"""

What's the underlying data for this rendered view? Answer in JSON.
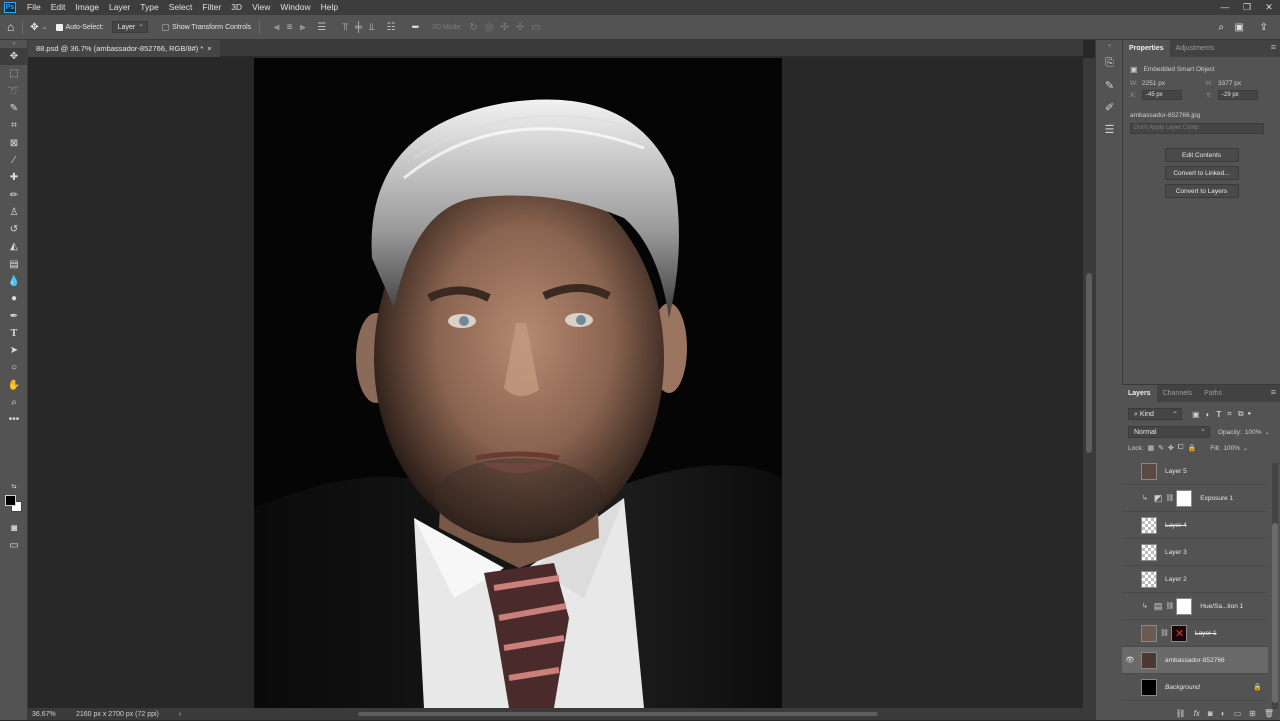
{
  "app": {
    "logo": "Ps"
  },
  "menu": [
    "File",
    "Edit",
    "Image",
    "Layer",
    "Type",
    "Select",
    "Filter",
    "3D",
    "View",
    "Window",
    "Help"
  ],
  "window_controls": [
    "—",
    "❐",
    "✕"
  ],
  "options_bar": {
    "auto_select_label": "Auto-Select:",
    "auto_select_target": "Layer",
    "show_transform_label": "Show Transform Controls",
    "mode_3d_label": "3D Mode:",
    "more_label": "•••"
  },
  "document": {
    "tab_title": "88.psd @ 36.7% (ambassador-852766, RGB/8#) *",
    "zoom": "36.67%",
    "status": "2160 px x 2700 px (72 ppi)"
  },
  "properties": {
    "tabs": [
      "Properties",
      "Adjustments"
    ],
    "object_type": "Embedded Smart Object",
    "w_label": "W:",
    "w_value": "2251 px",
    "h_label": "H:",
    "h_value": "3377 px",
    "x_label": "X:",
    "x_value": "-45 px",
    "y_label": "Y:",
    "y_value": "-29 px",
    "filename": "ambassador-852766.jpg",
    "layer_comp": "Don't Apply Layer Comp",
    "buttons": [
      "Edit Contents",
      "Convert to Linked...",
      "Convert to Layers"
    ]
  },
  "layers": {
    "tabs": [
      "Layers",
      "Channels",
      "Paths"
    ],
    "filter_kind": "Kind",
    "blend_mode": "Normal",
    "opacity_label": "Opacity:",
    "opacity_value": "100%",
    "lock_label": "Lock:",
    "fill_label": "Fill:",
    "fill_value": "100%",
    "items": [
      {
        "name": "Layer 5",
        "visible": false
      },
      {
        "name": "Exposure 1",
        "visible": false
      },
      {
        "name": "Layer 4",
        "visible": false
      },
      {
        "name": "Layer 3",
        "visible": false
      },
      {
        "name": "Layer 2",
        "visible": false
      },
      {
        "name": "Hue/Sa...tion 1",
        "visible": false
      },
      {
        "name": "Layer 1",
        "visible": false
      },
      {
        "name": "ambassador-852766",
        "visible": true
      },
      {
        "name": "Background",
        "visible": false
      }
    ]
  },
  "colors": {
    "accent": "#31a8ff",
    "panel": "#535353",
    "dark": "#282828"
  }
}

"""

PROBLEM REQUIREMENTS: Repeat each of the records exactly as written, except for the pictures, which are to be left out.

TASK RESULT:
What's the underlying data for this rendered view? Answer in JSON.
{
  "app": {
    "logo": "Ps"
  },
  "menu": [
    "File",
    "Edit",
    "Image",
    "Layer",
    "Type",
    "Select",
    "Filter",
    "3D",
    "View",
    "Window",
    "Help"
  ],
  "window_controls": [
    "—",
    "❐",
    "✕"
  ],
  "options_bar": {
    "auto_select_label": "Auto-Select:",
    "auto_select_target": "Layer",
    "show_transform_label": "Show Transform Controls",
    "mode_3d_label": "3D Mode:",
    "more_label": "•••"
  },
  "document": {
    "tab_title": "88.psd @ 36.7% (ambassador-852766, RGB/8#) *",
    "zoom": "36.67%",
    "status": "2160 px x 2700 px (72 ppi)"
  },
  "properties": {
    "tabs": [
      "Properties",
      "Adjustments"
    ],
    "object_type": "Embedded Smart Object",
    "w_label": "W:",
    "w_value": "2251 px",
    "h_label": "H:",
    "h_value": "3377 px",
    "x_label": "X:",
    "x_value": "-45 px",
    "y_label": "Y:",
    "y_value": "-29 px",
    "filename": "ambassador-852766.jpg",
    "layer_comp": "Don't Apply Layer Comp",
    "buttons": [
      "Edit Contents",
      "Convert to Linked...",
      "Convert to Layers"
    ]
  },
  "layers": {
    "tabs": [
      "Layers",
      "Channels",
      "Paths"
    ],
    "filter_kind": "Kind",
    "blend_mode": "Normal",
    "opacity_label": "Opacity:",
    "opacity_value": "100%",
    "lock_label": "Lock:",
    "fill_label": "Fill:",
    "fill_value": "100%",
    "items": [
      {
        "name": "Layer 5",
        "visible": false
      },
      {
        "name": "Exposure 1",
        "visible": false
      },
      {
        "name": "Layer 4",
        "visible": false
      },
      {
        "name": "Layer 3",
        "visible": false
      },
      {
        "name": "Layer 2",
        "visible": false
      },
      {
        "name": "Hue/Sa...tion 1",
        "visible": false
      },
      {
        "name": "Layer 1",
        "visible": false
      },
      {
        "name": "ambassador-852766",
        "visible": true
      },
      {
        "name": "Background",
        "visible": false
      }
    ]
  },
  "colors": {
    "accent": "#31a8ff",
    "panel": "#535353",
    "dark": "#282828"
  }
}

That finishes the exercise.